“Airtel Money Pay has been really good because it has been aiding customers on paying promptly and cashless. We haven’t had any reconciliation issues because Airtel Money Pay reports come in instantly which is a win-win on our side,” Akatuhirira says, adding;
“We have nonetheless faced network challenges mainly over the weekends. Maybe because of high traffic during the weekends.”
According to Japhet Aritho, the managing director of Airtel Mobile Commerce Uganda Limited (Airtel Money), Airtel Money Pay was introduced to transform the traditional mobile money business which was purely a money transfer business where a customer would just walk to an agent to deposit or send money to another person.
“Over time, we have discovered that the market is shifting. If you look at the payment landscape – foundationally, it was domiciled by cash in the country, and very few people who were privileged to have bank accounts used to have cards like Visa or Mastercard. Most of our traders are not in that formalized structure and the Airtel Money Pay is simply a means of enabling all our customers to conveniently pay for goods and services to a trader or enabling businesses to receive payment digitally from their customers,” he adds.
Aritho notes that everybody is a beneficiary starting from customers because they no longer need to cash out or risk their money in their pockets. Aritho notes that transactions worth more than Shs 700bn were completed via Airtel Money Pay in one year.
“For me, this value is expected to continue growing. In terms of unique users like people paying to businesses, if I look at their [individual] totals, it is close to Shs 2.4 million. This gives us hope,” he explains.
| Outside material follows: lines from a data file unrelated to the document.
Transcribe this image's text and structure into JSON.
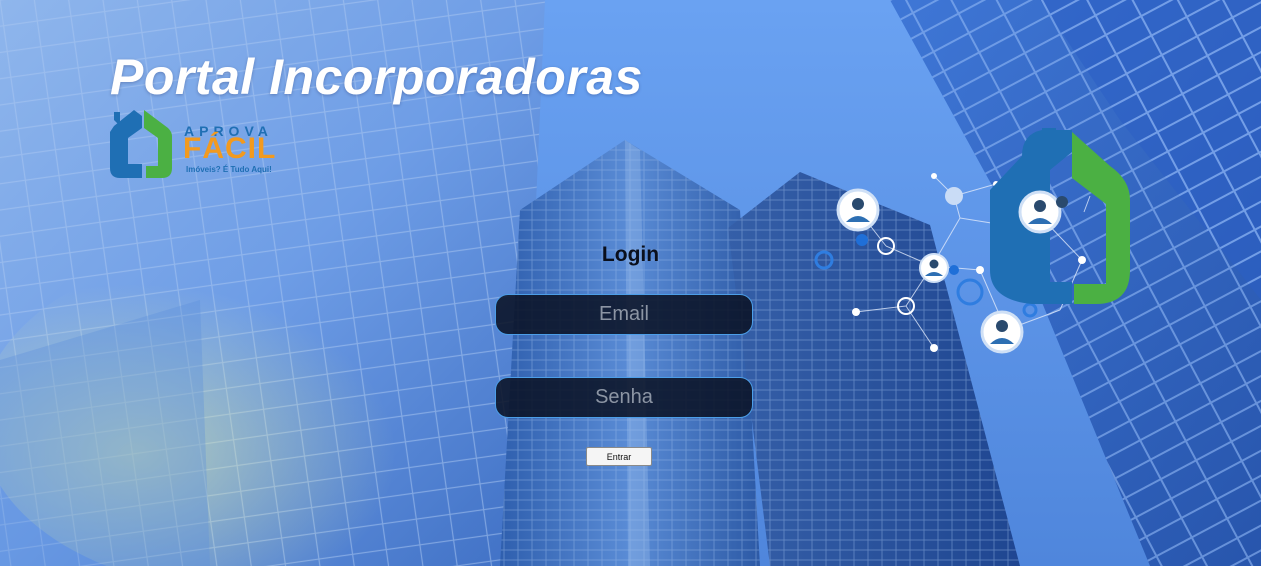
{
  "header": {
    "title": "Portal Incorporadoras"
  },
  "logo": {
    "word1": "APROVA",
    "word2": "FÁCIL",
    "tagline": "Imóveis? É Tudo Aqui!",
    "colors": {
      "blue": "#1f6fb4",
      "green": "#4bb043",
      "orange": "#f29a1f"
    }
  },
  "login": {
    "heading": "Login",
    "email_placeholder": "Email",
    "password_placeholder": "Senha",
    "submit_label": "Entrar"
  },
  "illustration": {
    "icons": [
      "user-avatar-icon",
      "support-agent-icon",
      "businessman-icon",
      "businesswoman-icon",
      "house-logo-icon"
    ]
  },
  "colors": {
    "background_sky": "#6c9ef0",
    "field_bg": "#0a1226",
    "field_border": "#4c9ee8"
  }
}
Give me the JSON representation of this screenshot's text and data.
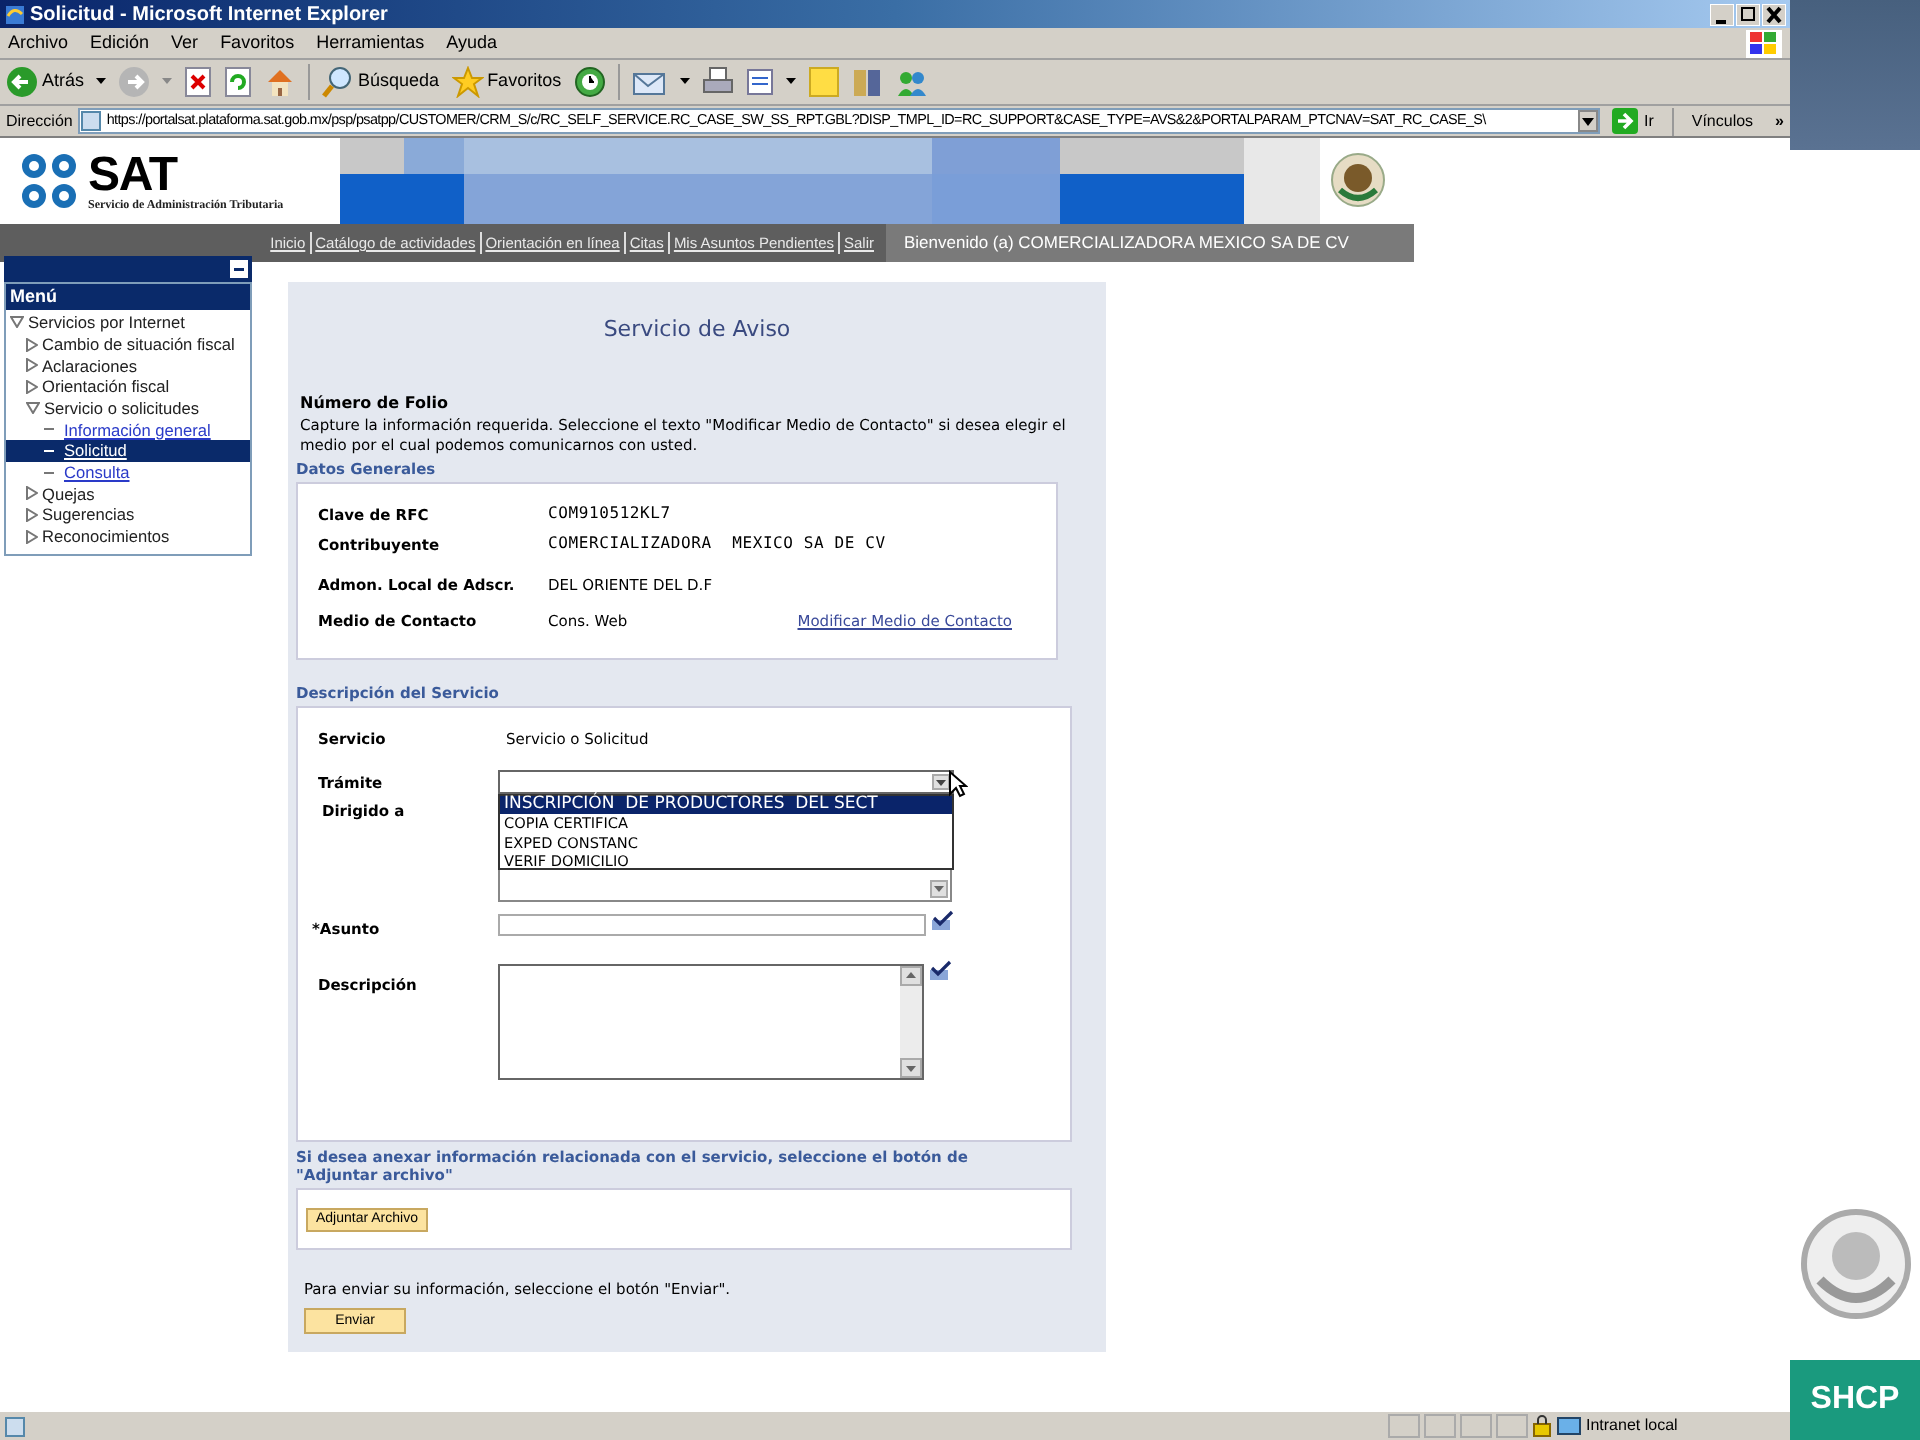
{
  "window": {
    "title": "Solicitud - Microsoft Internet Explorer"
  },
  "menu": [
    "Archivo",
    "Edición",
    "Ver",
    "Favoritos",
    "Herramientas",
    "Ayuda"
  ],
  "toolbar": {
    "back": "Atrás",
    "search": "Búsqueda",
    "favorites": "Favoritos"
  },
  "address": {
    "label": "Dirección",
    "url": "https://portalsat.plataforma.sat.gob.mx/psp/psatpp/CUSTOMER/CRM_S/c/RC_SELF_SERVICE.RC_CASE_SW_SS_RPT.GBL?DISP_TMPL_ID=RC_SUPPORT&CASE_TYPE=AVS&2&PORTALPARAM_PTCNAV=SAT_RC_CASE_S\\",
    "go": "Ir",
    "links": "Vínculos",
    "more": "»"
  },
  "site": {
    "logo": "SAT",
    "logo_subtitle": "Servicio de Administración Tributaria",
    "nav": [
      "Inicio",
      "Catálogo de actividades",
      "Orientación en línea",
      "Citas",
      "Mis Asuntos Pendientes",
      "Salir"
    ],
    "welcome": "Bienvenido (a)  COMERCIALIZADORA MEXICO SA DE CV"
  },
  "sidebar": {
    "title": "Menú",
    "items": [
      {
        "label": "Servicios por Internet",
        "kind": "branch",
        "expanded": true,
        "selected": false,
        "children": [
          {
            "label": "Cambio de situación fiscal",
            "kind": "branch",
            "expanded": false,
            "selected": false
          },
          {
            "label": "Aclaraciones",
            "kind": "branch",
            "expanded": false,
            "selected": false
          },
          {
            "label": "Orientación fiscal",
            "kind": "branch",
            "expanded": false,
            "selected": false
          },
          {
            "label": "Servicio o solicitudes",
            "kind": "branch",
            "expanded": true,
            "selected": false,
            "children": [
              {
                "label": "Información general",
                "kind": "link",
                "selected": false
              },
              {
                "label": "Solicitud",
                "kind": "link",
                "selected": true
              },
              {
                "label": "Consulta",
                "kind": "link",
                "selected": false
              }
            ]
          },
          {
            "label": "Quejas",
            "kind": "branch",
            "expanded": false,
            "selected": false
          },
          {
            "label": "Sugerencias",
            "kind": "branch",
            "expanded": false,
            "selected": false
          },
          {
            "label": "Reconocimientos",
            "kind": "branch",
            "expanded": false,
            "selected": false
          }
        ]
      }
    ]
  },
  "form": {
    "title": "Servicio de Aviso",
    "folio_label": "Número de Folio",
    "instructions": "Capture la información requerida. Seleccione el texto \"Modificar Medio de Contacto\" si desea elegir el medio por el cual podemos comunicarnos con usted.",
    "general": {
      "heading": "Datos Generales",
      "rows": [
        {
          "label": "Clave de RFC",
          "value": "COM910512KL7"
        },
        {
          "label": "Contribuyente",
          "value": "COMERCIALIZADORA  MEXICO SA DE CV"
        },
        {
          "label": "Admon. Local de Adscr.",
          "value": "DEL ORIENTE DEL D.F"
        },
        {
          "label": "Medio de Contacto",
          "value": "Cons. Web"
        }
      ],
      "modify_link": "Modificar Medio de Contacto"
    },
    "service": {
      "heading": "Descripción del Servicio",
      "servicio_label": "Servicio",
      "servicio_value": "Servicio o Solicitud",
      "tramite_label": "Trámite",
      "tramite_options": [
        {
          "label": "INSCRIPCIÓN  DE PRODUCTORES  DEL SECT",
          "selected": true
        },
        {
          "label": "COPIA CERTIFICA",
          "selected": false
        },
        {
          "label": "EXPED CONSTANC",
          "selected": false
        },
        {
          "label": "VERIF DOMICILIO",
          "selected": false
        }
      ],
      "dirigido_label": "Dirigido a",
      "asunto_label": "*Asunto",
      "descripcion_label": "Descripción"
    },
    "attach_text": "Si desea anexar información relacionada con el servicio, seleccione el botón de \"Adjuntar archivo\"",
    "attach_button": "Adjuntar Archivo",
    "send_text": "Para enviar su información, seleccione el botón \"Enviar\".",
    "send_button": "Enviar"
  },
  "status_bar": {
    "zone": "Intranet local"
  },
  "side_brand": "SHCP"
}
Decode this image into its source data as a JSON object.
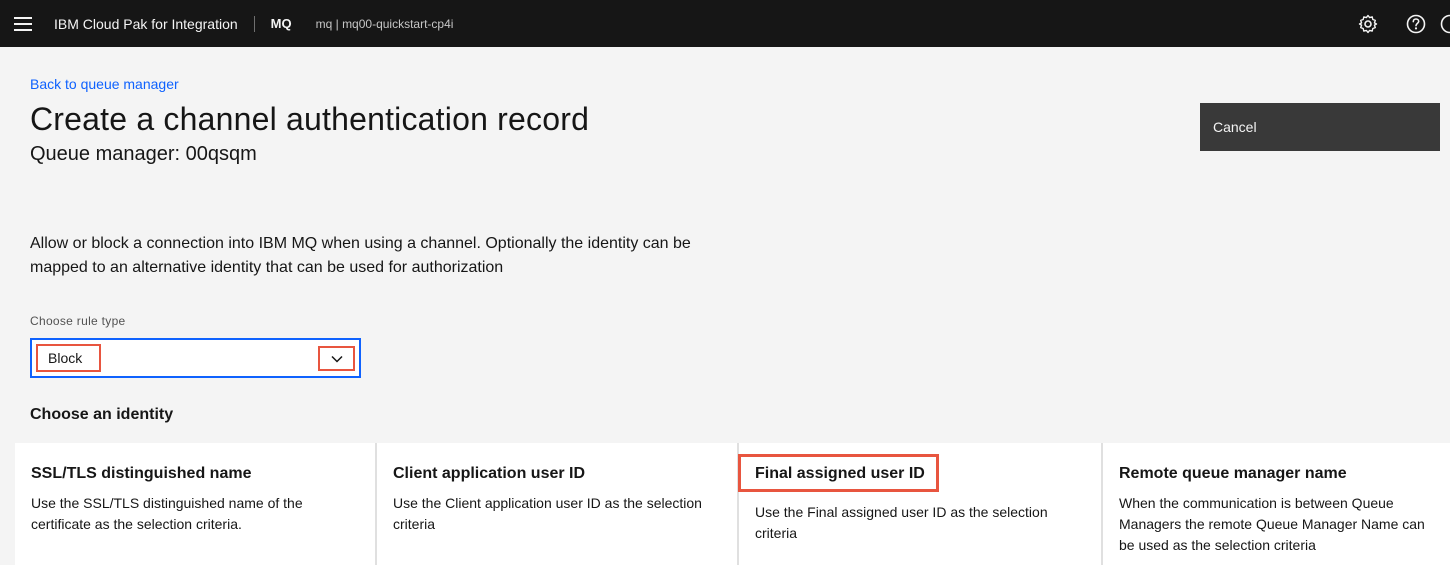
{
  "header": {
    "brand": "IBM Cloud Pak for Integration",
    "product": "MQ",
    "instance": "mq | mq00-quickstart-cp4i",
    "icons": [
      "settings-icon",
      "help-icon",
      "user-icon"
    ]
  },
  "page": {
    "back_link": "Back to queue manager",
    "title": "Create a channel authentication record",
    "subtitle": "Queue manager: 00qsqm",
    "cancel_label": "Cancel",
    "description": "Allow or block a connection into IBM MQ when using a channel. Optionally the identity can be mapped to an alternative identity that can be used for authorization"
  },
  "rule_type": {
    "label": "Choose rule type",
    "selected": "Block"
  },
  "identity": {
    "heading": "Choose an identity",
    "cards": [
      {
        "title": "SSL/TLS distinguished name",
        "description": "Use the SSL/TLS distinguished name of the certificate as the selection criteria."
      },
      {
        "title": "Client application user ID",
        "description": "Use the Client application user ID as the selection criteria"
      },
      {
        "title": "Final assigned user ID",
        "description": "Use the Final assigned user ID as the selection criteria"
      },
      {
        "title": "Remote queue manager name",
        "description": "When the communication is between Queue Managers the remote Queue Manager Name can be used as the selection criteria"
      }
    ]
  },
  "colors": {
    "header_bg": "#161616",
    "link": "#0f62fe",
    "highlight": "#e8553f",
    "button_bg": "#393939"
  }
}
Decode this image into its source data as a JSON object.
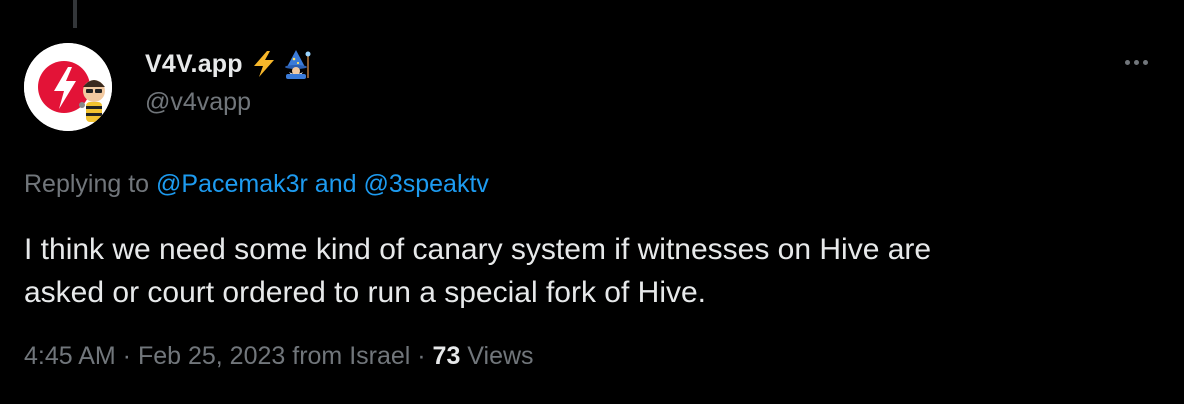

Aritho further adds that close to 40,000 businesses in Uganda are accepting payments via Airtel Money, which is a great sign for the shift to a cashless economy.
“If I look at the micro merchants – a product launched less than one year ago – we are already talking about 600,000 traders that have adopted the Airtel Money Pay,” he says.
Aritho acknowledges the fact that most consumers still believe in physical cash – both at the customer and business levels. Changing this behaviour from cash to cashless is always a very big challenge.
“In a market where we have more than 600,000 merchants where payments are accepted, why would a customer cash out and then pay a merchant when they can conveniently have money in their wallet and pay this merchant digitally? The behavioural change on adoption still requires massive sensitization,” he says.
Aritho extends credit to HiPipo, the organisers of the 40 Days 40 FinTechs initiative, for bringing industry players together to discuss and understand where the industry is going. This is in addition to understanding the problems that they face and the possible partnerships.
“I can assure you and comment openly that Open APIs in Airtel Money would not be a reality today if not for the 40 Days 40 FinTechs platform. In last year’s event, we picked that as a challenge because everybody was talking about making the platform open. We have been able to do that and a month ago, we were able to bring to the public and launch – we actually have exposed like 10 Open APIs but people think it is one – which enables businesses to be digitized. I give HiPipo credit. What you are doing in this country is priceless,” he said.
Airtel Money is the 39th participant in this year’s 40 Days 40 FinTechs initiative presented by HiPipo in partnership with Level One Project, Mojaloop Foundation, INFITX, Cyberplc Academy, Ideation Corner, and Crosslake Technologies with generous support from the Bill and Melinda Gates Foundation.
Innocent Kawooya, CEO of HiPipo, expressed his gratitude towards Airtel Money for their consistent engagement and their efforts in fostering an inclusive environment within the FinTech industry. “We deeply appreciate the involvement of prominent FinTechs like Airtel Money in this initiative. This year, our focus is on enhancing user experiences, and it’s encouraging to see that Airtel Money is making its APIs accessible to the public. This is certainly a significant stride towards the right direction,” Kawooya said.